There may not be a better pairing in acting for film than Robert De Niro and Joe Pesci. Scorsese delivers another knockout with this 1980 adaptation of boxer Jake LaMotta’s personal memoirs.
Adrian, I did it! Sly Stallone made his career by writing and starring in this boxing drama about an Italian southpaw from South Philly.
Scene from “Taxi Driver”
Martin Scorsese and Paul Schrader take us into the mind of a PTSD Vietnam Veteran looking for a purpose in the slums of 1970’s New York City.
Despite his mental simplicities, there’s really nothing that Forrest Gump can’t or hasn’t accomplished.
“Get busy living or get busy dying.” Profound words from this epic film about a man who must survive prison after being wrongfully accused of murdering his wife.
THE THIRD MAN, Joseph Cotten, Orson Welles, 1949
The Third Man

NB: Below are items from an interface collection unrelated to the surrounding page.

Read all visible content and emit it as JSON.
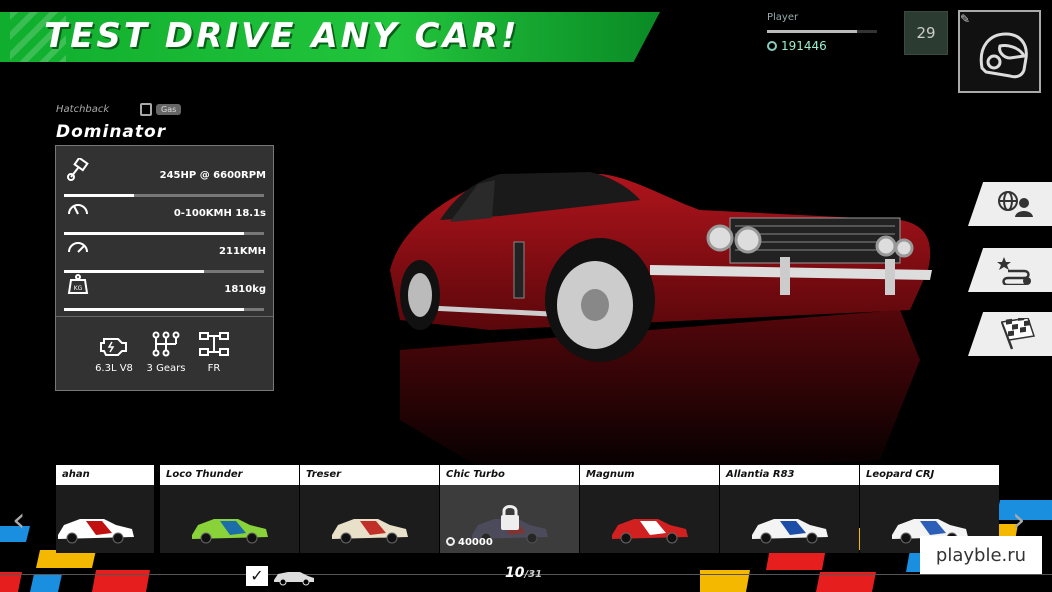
{
  "banner": {
    "title": "TEST DRIVE ANY CAR!"
  },
  "player": {
    "name": "Player",
    "coins": "191446",
    "level": "29",
    "xp_progress": 0.82
  },
  "car": {
    "class": "Hatchback",
    "fuel": "Gas",
    "name": "Dominator",
    "stats": [
      {
        "icon": "piston-icon",
        "value": "245HP @ 6600RPM",
        "fill": 0.35
      },
      {
        "icon": "speedometer-icon",
        "value": "0-100KMH 18.1s",
        "fill": 0.9
      },
      {
        "icon": "gauge-icon",
        "value": "211KMH",
        "fill": 0.7
      },
      {
        "icon": "weight-icon",
        "value": "1810kg",
        "fill": 0.9
      }
    ],
    "specs": [
      {
        "icon": "engine-icon",
        "label": "6.3L V8"
      },
      {
        "icon": "gearbox-icon",
        "label": "3 Gears"
      },
      {
        "icon": "drivetrain-icon",
        "label": "FR"
      }
    ],
    "color": "#8a0f14"
  },
  "side_menu": [
    {
      "icon": "online-multiplayer-icon"
    },
    {
      "icon": "route-star-icon"
    },
    {
      "icon": "checkered-flag-icon"
    }
  ],
  "carousel": {
    "cars": [
      {
        "name": "ahan",
        "color": "#ffffff",
        "accent": "#c01010",
        "locked": false
      },
      {
        "name": "Loco Thunder",
        "color": "#8ad23a",
        "accent": "#1c6ea8",
        "locked": false
      },
      {
        "name": "Treser",
        "color": "#e8e0c8",
        "accent": "#c03028",
        "locked": false
      },
      {
        "name": "Chic Turbo",
        "color": "#5a5a7a",
        "accent": "#c03028",
        "locked": true,
        "price": "40000"
      },
      {
        "name": "Magnum",
        "color": "#d02020",
        "accent": "#ffffff",
        "locked": false
      },
      {
        "name": "Allantia R83",
        "color": "#f4f4f4",
        "accent": "#1c4ea8",
        "locked": false
      },
      {
        "name": "Leopard CRJ",
        "color": "#f4f4f4",
        "accent": "#2e5fb8",
        "locked": false
      }
    ],
    "index": "10",
    "total": "/31",
    "prev_arrow": "‹",
    "next_arrow": "›",
    "check": "✓"
  },
  "watermark": "playble.ru"
}
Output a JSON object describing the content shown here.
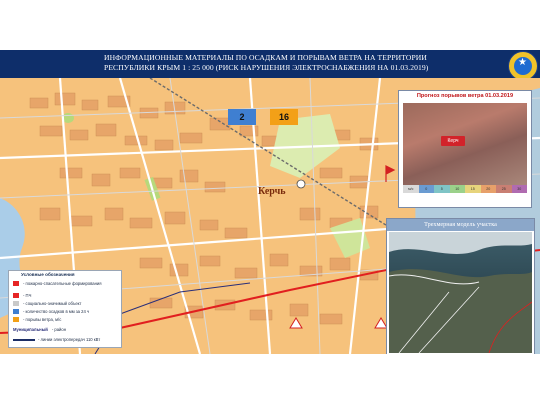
{
  "header": {
    "title_line1": "ИНФОРМАЦИОННЫЕ МАТЕРИАЛЫ ПО ОСАДКАМ И ПОРЫВАМ ВЕТРА НА ТЕРРИТОРИИ",
    "title_line2": "РЕСПУБЛИКИ КРЫМ 1 : 25 000 (РИСК НАРУШЕНИЯ ЭЛЕКТРОСНАБЖЕНИЯ НА 01.03.2019)"
  },
  "map": {
    "city_label": "Керчь",
    "count_a": "2",
    "count_b": "16",
    "colors": {
      "land": "#f6c27c",
      "water": "#aacde8",
      "powerline": "#e11f1f",
      "district": "#2a2f7a"
    }
  },
  "forecast": {
    "title": "Прогноз порывов ветра 01.03.2019",
    "city_pill": "Керч",
    "scale": [
      "м/с",
      "0",
      "5",
      "10",
      "15",
      "20",
      "25",
      "30"
    ]
  },
  "model": {
    "title": "Трехмерная модель участка"
  },
  "legend": {
    "title": "Условные обозначения",
    "items": [
      {
        "label": "- пожарно-спасательные формирования",
        "color": "#e62424"
      },
      {
        "label": "- ПЧ",
        "color": "#e62424"
      },
      {
        "label": "- социально-значимый объект",
        "color": "#c9c9c9"
      },
      {
        "label": "- количество осадков в мм за 24 ч",
        "color": "#3f7fd1"
      },
      {
        "label": "- порывы ветра, м/с",
        "color": "#f3a017"
      },
      {
        "label": "- район",
        "color": "#2a2f7a"
      },
      {
        "label": "- линии электропередач 110 кВт",
        "color": "#1c2e66"
      }
    ],
    "district_tag": "Муниципальный"
  }
}
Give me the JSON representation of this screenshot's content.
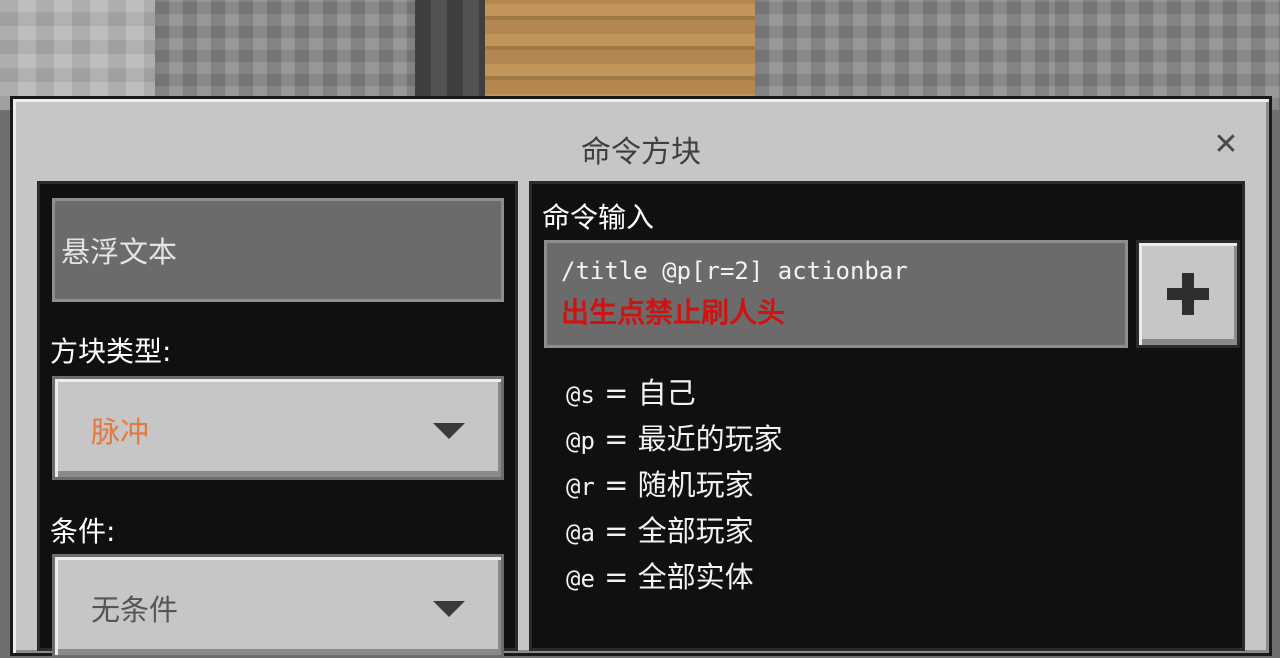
{
  "dialog": {
    "title": "命令方块",
    "close_icon": "close-icon"
  },
  "left": {
    "hover_text": "悬浮文本",
    "block_type_label": "方块类型:",
    "block_type_value": "脉冲",
    "block_type_color": "#e07a3e",
    "condition_label": "条件:",
    "condition_value": "无条件",
    "condition_color": "#555555"
  },
  "right": {
    "command_label": "命令输入",
    "command_line1": "/title @p[r=2] actionbar",
    "command_line2": "出生点禁止刷人头",
    "command_line2_color": "#d01212",
    "add_button_icon": "plus-icon",
    "help": [
      {
        "selector": "@s",
        "eq": "=",
        "desc": "自己"
      },
      {
        "selector": "@p",
        "eq": "=",
        "desc": "最近的玩家"
      },
      {
        "selector": "@r",
        "eq": "=",
        "desc": "随机玩家"
      },
      {
        "selector": "@a",
        "eq": "=",
        "desc": "全部玩家"
      },
      {
        "selector": "@e",
        "eq": "=",
        "desc": "全部实体"
      }
    ]
  }
}
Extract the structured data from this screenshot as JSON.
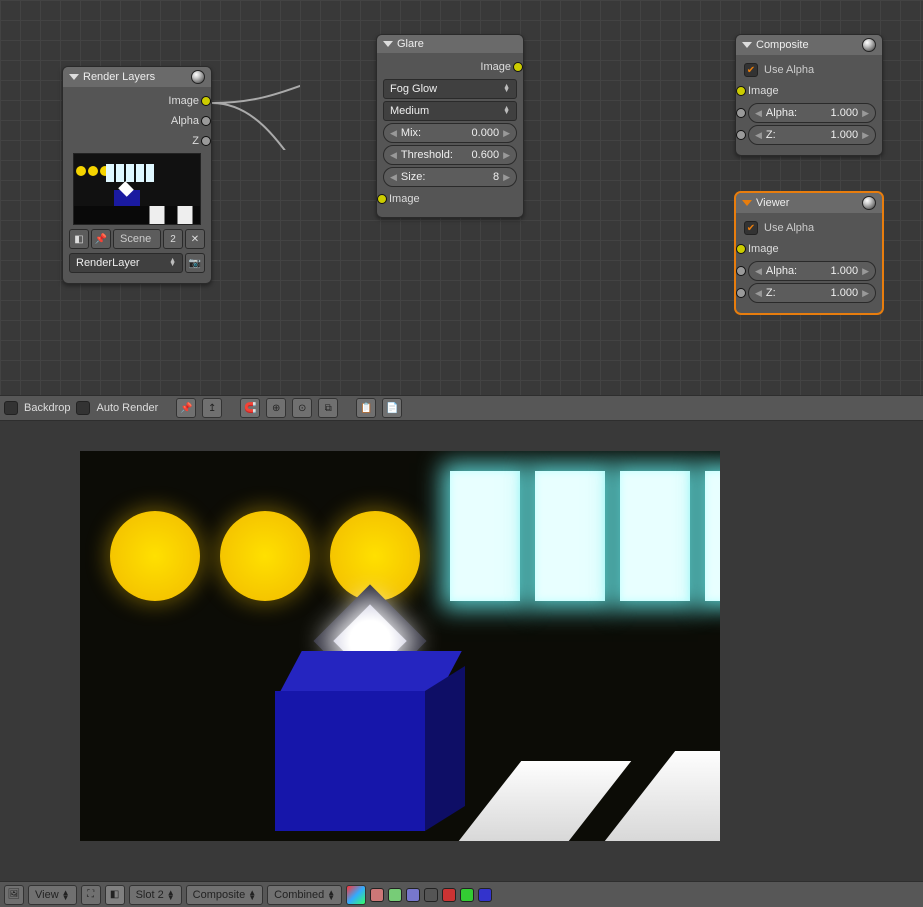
{
  "nodes": {
    "render_layers": {
      "title": "Render Layers",
      "outputs": {
        "image": "Image",
        "alpha": "Alpha",
        "z": "Z"
      },
      "scene_name": "Scene",
      "scene_users": "2",
      "layer_name": "RenderLayer"
    },
    "glare": {
      "title": "Glare",
      "out_image": "Image",
      "type": "Fog Glow",
      "quality": "Medium",
      "mix_label": "Mix:",
      "mix_value": "0.000",
      "threshold_label": "Threshold:",
      "threshold_value": "0.600",
      "size_label": "Size:",
      "size_value": "8",
      "in_image": "Image"
    },
    "composite": {
      "title": "Composite",
      "use_alpha": "Use Alpha",
      "in_image": "Image",
      "alpha_label": "Alpha:",
      "alpha_value": "1.000",
      "z_label": "Z:",
      "z_value": "1.000"
    },
    "viewer": {
      "title": "Viewer",
      "use_alpha": "Use Alpha",
      "in_image": "Image",
      "alpha_label": "Alpha:",
      "alpha_value": "1.000",
      "z_label": "Z:",
      "z_value": "1.000"
    }
  },
  "toolbar": {
    "backdrop": "Backdrop",
    "auto_render": "Auto Render"
  },
  "bottom": {
    "view": "View",
    "slot": "Slot 2",
    "pass_layer": "Composite",
    "pass": "Combined"
  },
  "chart_data": null
}
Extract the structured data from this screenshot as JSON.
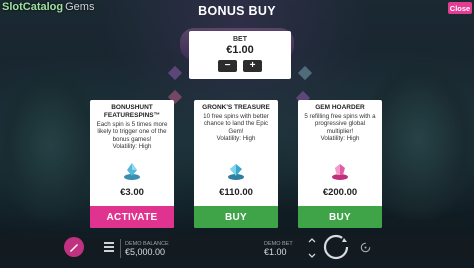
{
  "header": {
    "watermark": "SlotCatalog",
    "game_suffix": "Gems",
    "title": "BONUS BUY",
    "close_label": "Close"
  },
  "bet": {
    "label": "BET",
    "value": "€1.00",
    "minus": "−",
    "plus": "+"
  },
  "options": [
    {
      "title": "BONUSHUNT FEATURESPINS™",
      "description": "Each spin is 5 times more likely to trigger one of the bonus games!",
      "volatility": "Volatility: High",
      "price": "€3.00",
      "action": "ACTIVATE",
      "action_color": "#e0328f",
      "icon": "spin-feature-icon"
    },
    {
      "title": "GRONK'S TREASURE",
      "description": "10 free spins with better chance to land the Epic Gem!",
      "volatility": "Volatility: High",
      "price": "€110.00",
      "action": "BUY",
      "action_color": "#3fa348",
      "icon": "blue-gem-icon"
    },
    {
      "title": "GEM HOARDER",
      "description": "5 refilling free spins with a progressive global multiplier!",
      "volatility": "Volatility: High",
      "price": "€200.00",
      "action": "BUY",
      "action_color": "#3fa348",
      "icon": "pink-gem-icon"
    }
  ],
  "footer": {
    "balance_label": "DEMO BALANCE",
    "balance_value": "€5,000.00",
    "bet_label": "DEMO BET",
    "bet_value": "€1.00"
  },
  "colors": {
    "accent_pink": "#e0328f",
    "accent_green": "#3fa348",
    "close_pink": "#e23c93"
  }
}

Mandatory viewing for those interested in learning more about film noir. Orson Welles delivers with his acting chops in this 1949 British film, which is praised for its score, cinematography, and acting performances.
Pioneer of the dolly zoom shot, Alfred Hitchcock proves that he is the master of the psychological thriller.
Quentin Tarantino masterfully displays to the world how to take several simple stories and intertwine them into an unforgettable film.
Scene from “Groundhog Day”
Ever feel like you’re trapped in the same day over and over? That’s precisely the dilemma with Bill Murray in this Harold Ramis comedy / drama, and it just so happens to be on Groundhog’s Day.
Here’s Johnny! If you ever want to get a full understanding of the effects of cabin fever, be sure to watch this Stanley Kubrick thriller starring a deranged Jack Nicholson.
Scene from “Star Wars: A New Hope”
Probably the most popular movie franchise in existence, George Lucas created an empire with this wonderfully creative sci-fi, with plenty of metaphors and iconic characters.
Storytelling at its best. Humphrey Bogart is forced to choose between his love for Igrid Bergman and helping her Czech Resistance leader husband escape the Vichy-controlled city of Casablanca to continue his fight against the Nazis.
It doesn’t end there. Below is a continuation of recommended viewing for incoming film students.
Gone with the Wind
On the Waterfront
The 400 Blows
Monty Python and the Holy Grail
North by Northwest
12 Angry Men
One Flew Over the Cuckoo’s Nest
Life is Beautiful
Full Metal Jacket
La Dolce Vita
Bowling for Columbine
Lawrence of Arabia
2001: A Space Odyssey
A Clockwork Orange
City of God
Do you think film students should watch your favorite movie before going to film school? Let us know which film you think deserves to be on this list and why.